Discussion in 'General Instruction [BG]' started by Vince S., Jul 12, 2004.

  1. Vince S.

    Vince S. Resident Former Bassist

    Jan 24, 2003
    Hey all

    After a jam session with a drummer this weekend, I've come to realize something: I dont really know what I'm doing.

    Here's the background: I have been "playing" for about a year and a half by now, and I realize I know very little about playing bass. Part of this is due to my lack of practicing, but also learning. My bass teacher is a guitarist who plays bass on the side, but like a guitar (pick, playing chords, playing through the guitar amp). I am not saying this to insult or blame him, since he is a very nice guy, but I believe this could be a contributing factor. I was taught to play with a pick, and to to play chords like on a guitar. Much of my playing was chording. And I didnt learn any music theory either; I only know the C scale, and the 12 bar blues. That is about the extent of my bass skill.

    My teacher resigned from the place I'm learning at recently to move to his own studio. Therefore, I have been assigned a new teacher. My new teacher is a bass teacher; actually, a stand-up jazz bassist. So, I expect that I will probably be learning much more theory and technique.

    However, I dont get started until September. Is there anything I can do to really catch up and learn more? I will try to practice a lot this summer, and I have tried to use the books, but they either become boring, or I just dont understand the material. So, any suggestions?

  2. Trevorus


    Oct 18, 2002
    Urbana, IL
    activebass.com has lessons online. I might try them myself.
  3. Eyescream


    Feb 4, 2004
    Knoxville, TN
    You're also staring some really good utilities right in the face. Between Pacman and jazzbo and a couple threads/articles they've posted up, you'll have enough to do to keep you busy for the forseeable future.

    For what it's worth, you're also not alone. I daresay you're even in a better position than I am. I'm 24 now and have been playing off and on hsince I was 16; and only this last month have I acquired a teacher so that I can actually learn how to play intelligently. I think I did okay before, but I kept feeling like something was lacking and couldn't get serious about any practice routine by myself. Good luck with your new teacher.
  4. Matt Ides

    Matt Ides

    May 12, 2004
    Minneapolis, MN
    Scales are always a good place to start...yes they are boring but learn to play them along the entire neck of the bass will really free you up.

    Can you contact your new teacher and see if they have any suggestions for summer practice???

    Pacman's scale (from bottom note to top) and also Ray Parker's Fingering exercise (learning the scale all along the neck) are good places to start:
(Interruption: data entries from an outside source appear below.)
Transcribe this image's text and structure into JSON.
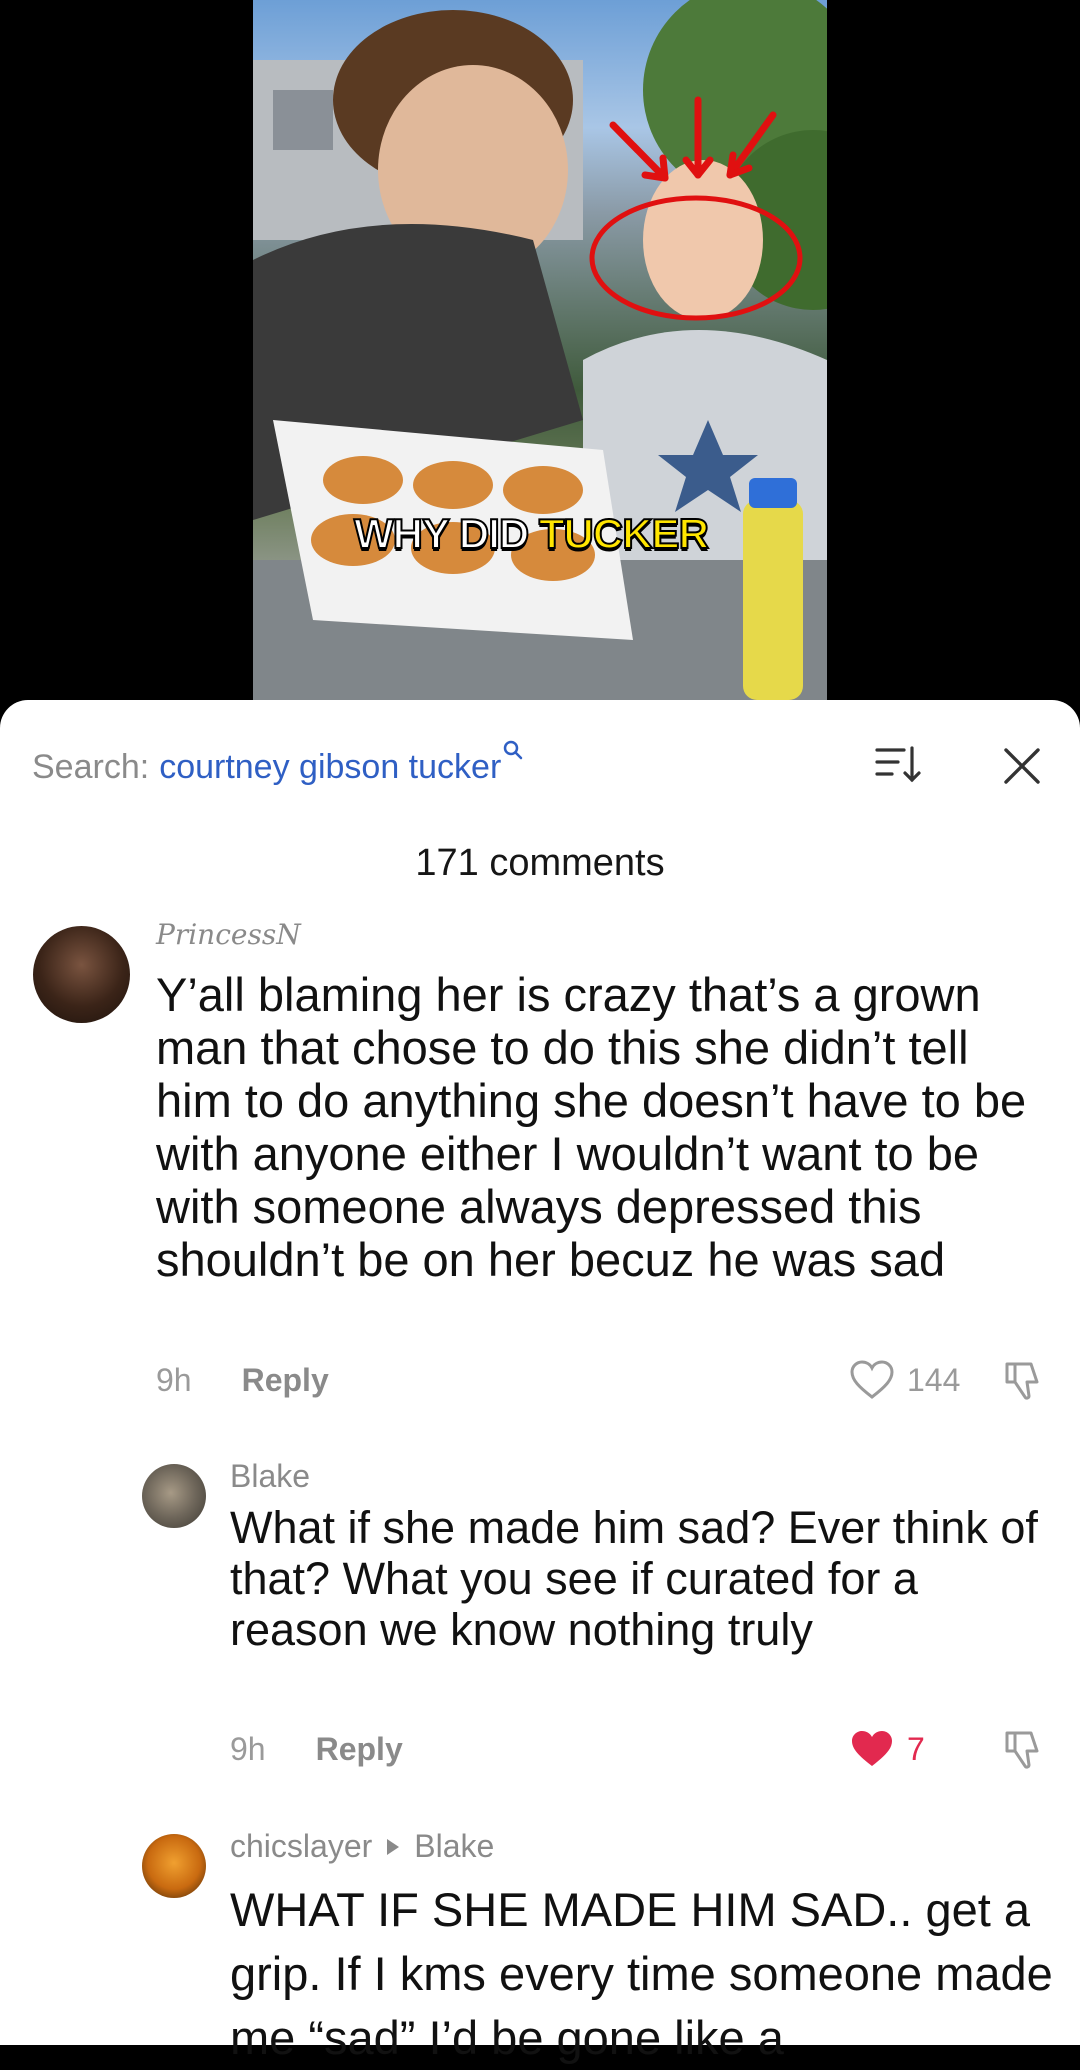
{
  "video": {
    "caption_prefix": "WHY DID",
    "caption_highlight": "TUCKER"
  },
  "search": {
    "label": "Search:",
    "term": "courtney gibson tucker"
  },
  "comments_count": "171 comments",
  "comments": [
    {
      "username": "PrincessN",
      "text": "Y’all blaming her is crazy that’s a grown man that chose to do this she didn’t tell him to do anything she doesn’t have to be with anyone either I wouldn’t want to be with someone always depressed this shouldn’t be on her becuz he was sad",
      "time": "9h",
      "reply_label": "Reply",
      "likes": "144",
      "liked": false
    },
    {
      "username": "Blake",
      "text": "What if she made him sad? Ever think of that? What you see if curated for a reason we know nothing truly",
      "time": "9h",
      "reply_label": "Reply",
      "likes": "7",
      "liked": true
    },
    {
      "username": "chicslayer",
      "reply_to": "Blake",
      "text": "WHAT IF SHE MADE HIM SAD.. get a grip. If I kms every time someone made me “sad” I’d be gone like a"
    }
  ],
  "colors": {
    "link_blue": "#2f5fc4",
    "like_red": "#e2294f",
    "meta_gray": "#9a9a9a"
  },
  "icons": [
    "search-icon",
    "sort-icon",
    "close-icon",
    "heart-icon",
    "heart-filled-icon",
    "dislike-icon",
    "play-right-icon"
  ]
}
    also, keep playing with the drummer...you'll learn tons

    always with a metronome.

    good luck
  5. WillPlay4Food

    WillPlay4Food Now With More Metal! Staff Member Supporting Member

    Apr 9, 2002
    Orbiting HQ
    Would you mind posting where you are taking lessons? I'm looking for an instructor to take some lessons and a stand up jazzer would probably be a good bet.
  6. Howard K

    Howard K

    Feb 14, 2002
    I'm sure he is a really nice guy, and I'm not saying this to insult him, but it IS his fault. He shouldnt be teaching an instrument he doesnt know how to play.

    I can strum a few chords on a guitar and play a few chords on piano, but I certainly couldnt teach anyone!

    That's more like it!! :) Excellent stuff! Good luck and enjoy!!!

    Things to study until September... I'd say read jazzbos scale and chord theory lesson, link below. This is a really clearly written lesson and if you work hard at it, and take it slowly, section by section ,you'll learn a hell of a lot by September :)

    My extra advice: take the new scales and chords you learn in jazzbo's lesson and play with each one until you find a few nice little bass lines, or melodies you like using each one. This is GREAT way to familiarise yourself with a new scale and how it sounds.. plus you're creating music at the same time, which is what it's all about :)


    leanne posted: "real books. that'll keep you busy. really."

    This isnt good advice for someone who is effectivley just starting down the theory route. It's like advising someone to go on an Formula One racing day befor ethey pass their driviong test. Ignore this, for now.. your teacher will get you onto this soon enough!!
  7. Vince S.

    Vince S. Resident Former Bassist

    Jan 24, 2003
    Thank you all for your replies. I'll check out the links and start on some of those. I don't have any contact with my new bass teacher though, since its summer and the school is out of session right now.

    Willplay4Food: You have a PM.